In desktop Bible software, Logos, Accordance, Wordsearch, and e-Sword do a good job of displaying the gospels in parallel accounts. For mobile Bible software, a harmony is best seen on a tablet. You will probably only be able to see one gospel at a time on a phone but be able to see the other accounts by scrolling across. Olive Tree has released a harmony of the gospels for several translations including the ESV, KJV, NKJV, NASB, NIV, HSCB, and NRSV. E-Sword’s mobile app will also display a harmony of the gospels in whatever translations you have available in your app.

Online several choices are available for free. McGarvey’s Four-fold Gospel is available at The best online that I have found for a parallel display is at It provides several English translations for example KJV, ASV, and Lexham English Bible (a translation done by Logos Bible Software). And it has several foreign language translations including Spanish. It also has several editions of the Greek New Testament.

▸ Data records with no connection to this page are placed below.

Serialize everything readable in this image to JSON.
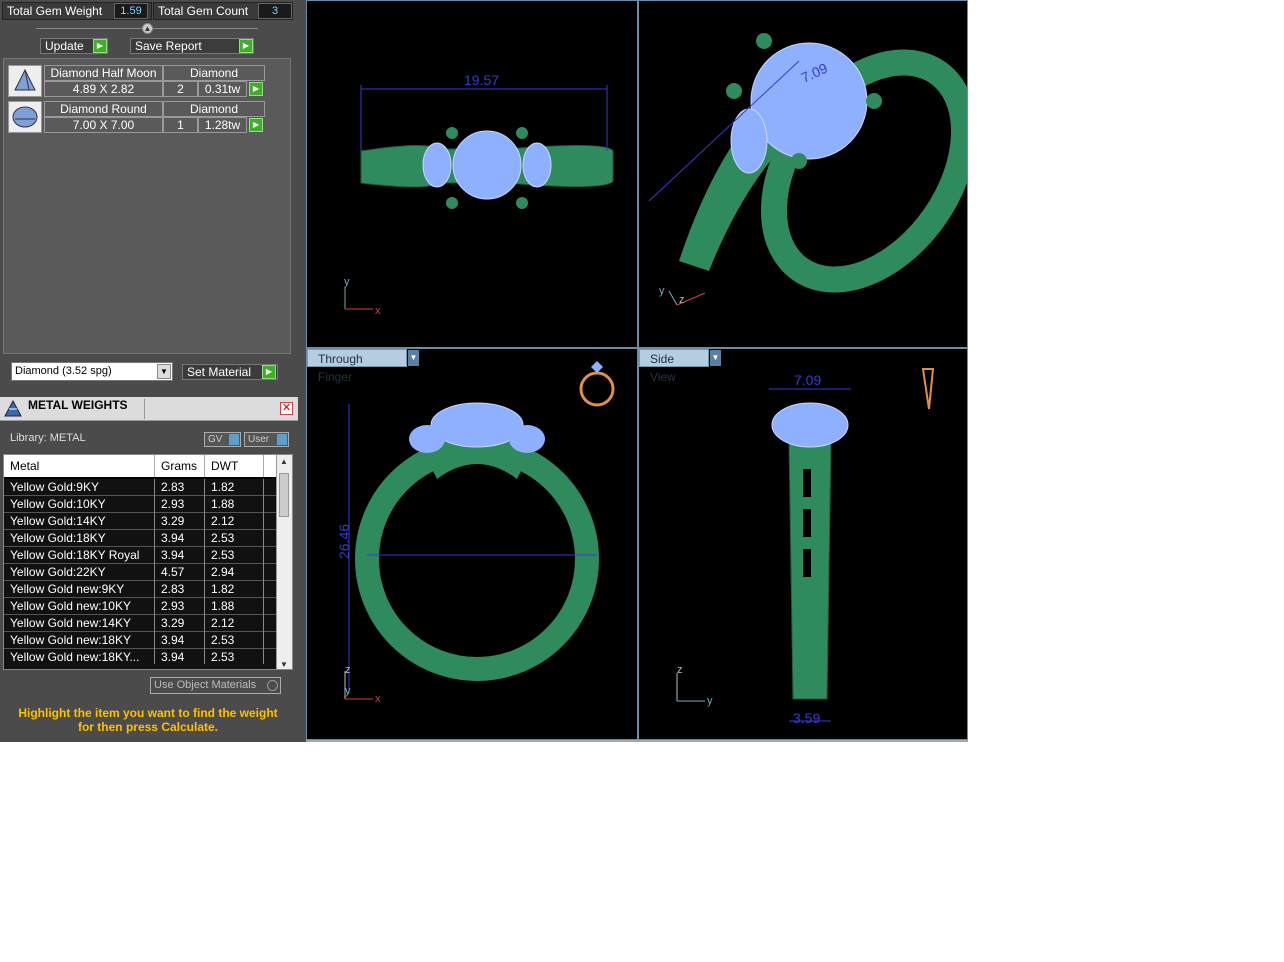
{
  "gem_totals": {
    "weight_label": "Total Gem Weight",
    "weight_value": "1.59",
    "count_label": "Total Gem Count",
    "count_value": "3"
  },
  "actions": {
    "update": "Update",
    "save_report": "Save Report"
  },
  "gems": [
    {
      "name": "Diamond Half Moon",
      "material": "Diamond",
      "size": "4.89 X 2.82",
      "count": "2",
      "weight": "0.31tw"
    },
    {
      "name": "Diamond Round",
      "material": "Diamond",
      "size": "7.00 X 7.00",
      "count": "1",
      "weight": "1.28tw"
    }
  ],
  "material_select": {
    "value": "Diamond     (3.52 spg)",
    "set_label": "Set Material"
  },
  "metal_weights": {
    "title": "METAL WEIGHTS",
    "library": "Library: METAL",
    "gv": "GV",
    "user": "User",
    "columns": [
      "Metal",
      "Grams",
      "DWT"
    ],
    "rows": [
      [
        "Yellow Gold:9KY",
        "2.83",
        "1.82"
      ],
      [
        "Yellow Gold:10KY",
        "2.93",
        "1.88"
      ],
      [
        "Yellow Gold:14KY",
        "3.29",
        "2.12"
      ],
      [
        "Yellow Gold:18KY",
        "3.94",
        "2.53"
      ],
      [
        "Yellow Gold:18KY Royal",
        "3.94",
        "2.53"
      ],
      [
        "Yellow Gold:22KY",
        "4.57",
        "2.94"
      ],
      [
        "Yellow Gold new:9KY",
        "2.83",
        "1.82"
      ],
      [
        "Yellow Gold new:10KY",
        "2.93",
        "1.88"
      ],
      [
        "Yellow Gold new:14KY",
        "3.29",
        "2.12"
      ],
      [
        "Yellow Gold new:18KY",
        "3.94",
        "2.53"
      ],
      [
        "Yellow Gold new:18KY...",
        "3.94",
        "2.53"
      ]
    ],
    "use_object_materials": "Use Object Materials",
    "hint": "Highlight the item you want to find the weight for then press Calculate."
  },
  "viewports": {
    "top": {
      "dim": "19.57",
      "axis_v": "y",
      "axis_h": "x"
    },
    "persp": {
      "dim": "7.09",
      "axis_y": "y",
      "axis_z": "z"
    },
    "front": {
      "label": "Through Finger",
      "dim_h": "26.46",
      "axis_v": "z",
      "axis_v2": "y",
      "axis_h": "x"
    },
    "side": {
      "label": "Side View",
      "dim_top": "7.09",
      "dim_bottom": "3.59",
      "axis_v": "z",
      "axis_h": "y"
    }
  },
  "colors": {
    "metal": "#2f8a5e",
    "gem": "#8fb0ff",
    "dim": "#3a3acc",
    "accent": "#3fae2a"
  }
}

A word of caution: it is important for us to understand each gospel in its own context. So get familiar with each gospel. But harmonies can be helpful for us to see the broader context of scripture. A gospel harmony is a basic Bible study tool.

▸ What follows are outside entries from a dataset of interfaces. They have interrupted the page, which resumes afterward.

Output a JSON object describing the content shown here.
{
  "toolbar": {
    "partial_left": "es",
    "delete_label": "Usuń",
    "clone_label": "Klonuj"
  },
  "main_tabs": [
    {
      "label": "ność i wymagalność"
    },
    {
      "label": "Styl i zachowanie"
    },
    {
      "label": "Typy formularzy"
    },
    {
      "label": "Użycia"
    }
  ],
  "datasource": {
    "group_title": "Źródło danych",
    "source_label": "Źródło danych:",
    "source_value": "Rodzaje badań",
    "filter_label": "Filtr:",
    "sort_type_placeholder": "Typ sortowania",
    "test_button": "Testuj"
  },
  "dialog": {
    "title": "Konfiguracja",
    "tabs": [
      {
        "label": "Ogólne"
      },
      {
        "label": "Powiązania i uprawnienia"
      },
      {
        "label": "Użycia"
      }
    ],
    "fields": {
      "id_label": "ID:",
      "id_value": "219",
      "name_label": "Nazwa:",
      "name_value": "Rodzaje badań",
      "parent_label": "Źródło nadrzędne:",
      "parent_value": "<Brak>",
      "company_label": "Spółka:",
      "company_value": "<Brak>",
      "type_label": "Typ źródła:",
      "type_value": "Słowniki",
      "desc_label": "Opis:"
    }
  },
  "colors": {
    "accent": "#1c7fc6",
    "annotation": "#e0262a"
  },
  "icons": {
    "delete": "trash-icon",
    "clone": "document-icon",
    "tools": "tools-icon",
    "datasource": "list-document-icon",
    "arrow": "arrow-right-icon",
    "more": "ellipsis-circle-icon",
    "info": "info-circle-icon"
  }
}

— Russ Holden

Jesus’s Recipe for Virtue

October 25, 2019

My first encounter with recipes was in high school. I had a required course called “Family Living.” It was a course designed to teach us necessary life skills. One assignment was to cook a meal at home for our family.

The first dinner I cooked following recipes was fried chicken, mashed potatoes, and green beans. Okay, I just heated the green beans, but the mashed potatoes were from real potatoes. I learned that following a recipe leads to a particular dish. When you follow the recipe for fried chicken you do not end up with meatloaf. Following a recipe also leads to a particular dish with consistency. All things being equal, if you or anyone else follows the recipe, the same results will occur every time.

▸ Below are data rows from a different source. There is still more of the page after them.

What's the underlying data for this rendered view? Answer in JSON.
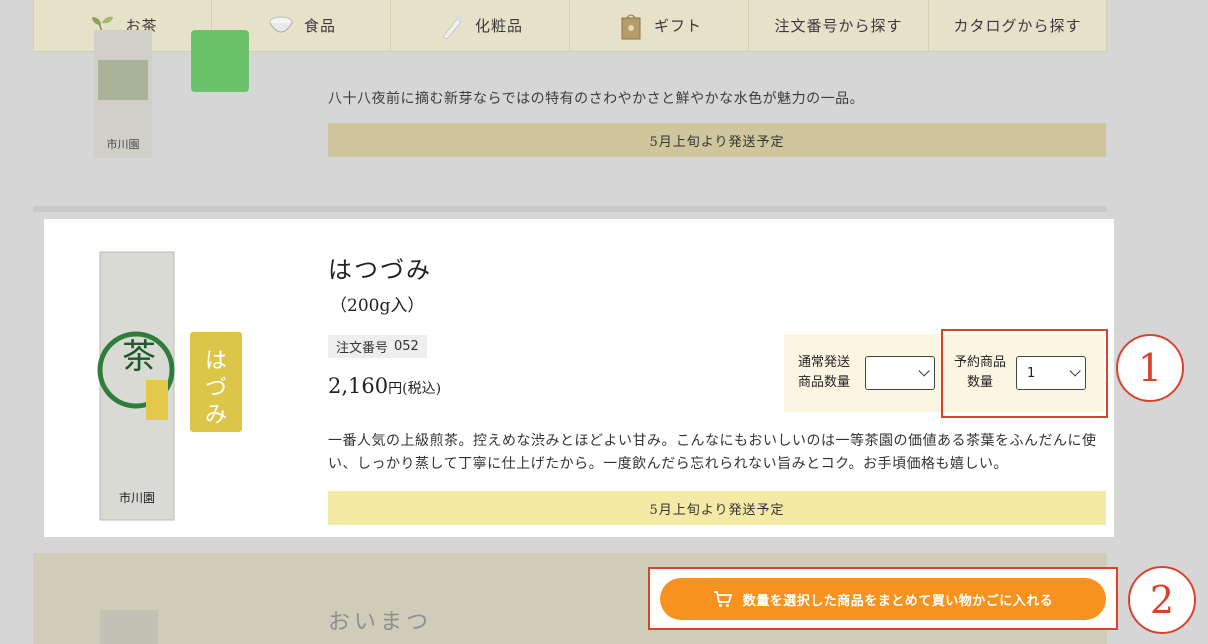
{
  "nav": {
    "items": [
      {
        "label": "お茶",
        "icon": "tea-leaf-icon"
      },
      {
        "label": "食品",
        "icon": "bowl-icon"
      },
      {
        "label": "化粧品",
        "icon": "cosmetic-tube-icon"
      },
      {
        "label": "ギフト",
        "icon": "gift-bag-icon"
      },
      {
        "label": "注文番号から探す",
        "icon": ""
      },
      {
        "label": "カタログから探す",
        "icon": ""
      }
    ]
  },
  "prev_product": {
    "description": "八十八夜前に摘む新芽ならではの特有のさわやかさと鮮やかな水色が魅力の一品。",
    "shipping": "5月上旬より発送予定"
  },
  "product": {
    "name": "はつづみ",
    "size": "（200g入）",
    "code_label": "注文番号",
    "code": "052",
    "price": "2,160",
    "price_unit": "円(税込)",
    "description": "一番人気の上級煎茶。控えめな渋みとほどよい甘み。こんなにもおいしいのは一等茶園の価値ある茶葉をふんだんに使い、しっかり蒸して丁寧に仕上げたから。一度飲んだら忘れられない旨みとコク。お手頃価格も嬉しい。",
    "shipping": "5月上旬より発送予定",
    "normal_qty_label_1": "通常発送",
    "normal_qty_label_2": "商品数量",
    "normal_qty_value": "",
    "reserve_qty_label_1": "予約商品",
    "reserve_qty_label_2": "数量",
    "reserve_qty_value": "1"
  },
  "next_product": {
    "name": "おいまつ"
  },
  "cart_button": {
    "label": "数量を選択した商品をまとめて買い物かごに入れる"
  },
  "annotations": {
    "marker1": "1",
    "marker2": "2"
  },
  "colors": {
    "accent_orange": "#f7921e",
    "highlight_red": "#d9432b",
    "shipping_bar": "#f5e9a6",
    "nav_bg": "#e6e1c9"
  }
}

I believe that Jesus has a recipe for virtue. What do I mean by virtue? Virtue has to do with moral living and goodness. If we follow Jesus’s recipe, we will develop into people of good character. For the goal is to be like him, conformed to the image of God’s Son (Romans 8:29). And this recipe will work for everyone who tries it. There is consistency in results following Jesus’s instructions.

Jesus instructs us, “Follow me” (Mark 8:34). Jesus says this twenty times in the gospels. Following Jesus excludes other recipes for virtue or the good life, and competing recipes exist. Historically, the people of God have not always been good at following the Lord’s instructions. They have frequently borrowed from other recipes spoiling the dish. Following Jesus acknowledges him as the living, risen Lord. And this path to virtue requires a relationship with him.

Jesus also instructs us, “Deny yourself and take up your cross” (Mark 8:34). Luke helpfully notes that taking up your cross is a daily task (Luke 9:23). The cross was an instrument of execution, so Jesus’s words were shocking. But speaking of death appears to be a death to self, which compliments the command to deny yourself. Self-denial is certainly counter-cultural. Self-denial is putting Jesus and God first in our lives. Self-denial and dying to self is also putting sin out of our lives and filling ourselves with the things of God.

This is the basic recipe. Yes, there are other commands. But these instructions prepare us to follow Jesus anywhere he leads and do anything he commands. Following Jesus will lead to the virtuous and good life. If we are going to find the life that pleases God, we need Jesus’s recipe for virtue.

— Russ Holdern